What to work on ::
The records follow. Give them all back exactly.

START Dataset content

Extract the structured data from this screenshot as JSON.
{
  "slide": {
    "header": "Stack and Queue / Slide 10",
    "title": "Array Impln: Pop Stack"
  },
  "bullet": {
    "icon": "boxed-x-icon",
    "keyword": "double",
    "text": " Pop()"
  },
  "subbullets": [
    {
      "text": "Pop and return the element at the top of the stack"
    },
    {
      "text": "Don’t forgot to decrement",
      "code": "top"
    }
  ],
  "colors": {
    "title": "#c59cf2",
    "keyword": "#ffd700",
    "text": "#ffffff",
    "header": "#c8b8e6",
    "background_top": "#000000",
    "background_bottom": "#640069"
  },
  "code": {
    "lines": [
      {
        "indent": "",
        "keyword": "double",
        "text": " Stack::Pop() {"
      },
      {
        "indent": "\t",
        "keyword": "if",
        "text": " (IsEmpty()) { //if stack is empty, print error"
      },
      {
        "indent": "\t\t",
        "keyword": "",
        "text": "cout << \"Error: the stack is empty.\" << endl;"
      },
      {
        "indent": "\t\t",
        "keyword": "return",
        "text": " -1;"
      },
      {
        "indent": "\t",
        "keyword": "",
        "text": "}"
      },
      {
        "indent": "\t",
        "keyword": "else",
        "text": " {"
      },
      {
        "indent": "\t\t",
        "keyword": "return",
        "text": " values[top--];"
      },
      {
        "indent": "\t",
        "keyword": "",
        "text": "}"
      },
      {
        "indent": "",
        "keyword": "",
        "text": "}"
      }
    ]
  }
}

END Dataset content

Response for this exercise ::
Extract the structured data from this screenshot as JSON.
{
  "slide": {
    "header": "Stack and Queue / Slide 10",
    "title": "Array Impln: Pop Stack"
  },
  "bullet": {
    "icon": "boxed-x-icon",
    "keyword": "double",
    "text": " Pop()"
  },
  "subbullets": [
    {
      "text": "Pop and return the element at the top of the stack"
    },
    {
      "text": "Don’t forgot to decrement",
      "code": "top"
    }
  ],
  "colors": {
    "title": "#c59cf2",
    "keyword": "#ffd700",
    "text": "#ffffff",
    "header": "#c8b8e6",
    "background_top": "#000000",
    "background_bottom": "#640069"
  },
  "code": {
    "lines": [
      {
        "indent": "",
        "keyword": "double",
        "text": " Stack::Pop() {"
      },
      {
        "indent": "\t",
        "keyword": "if",
        "text": " (IsEmpty()) { //if stack is empty, print error"
      },
      {
        "indent": "\t\t",
        "keyword": "",
        "text": "cout << \"Error: the stack is empty.\" << endl;"
      },
      {
        "indent": "\t\t",
        "keyword": "return",
        "text": " -1;"
      },
      {
        "indent": "\t",
        "keyword": "",
        "text": "}"
      },
      {
        "indent": "\t",
        "keyword": "else",
        "text": " {"
      },
      {
        "indent": "\t\t",
        "keyword": "return",
        "text": " values[top--];"
      },
      {
        "indent": "\t",
        "keyword": "",
        "text": "}"
      },
      {
        "indent": "",
        "keyword": "",
        "text": "}"
      }
    ]
  }
}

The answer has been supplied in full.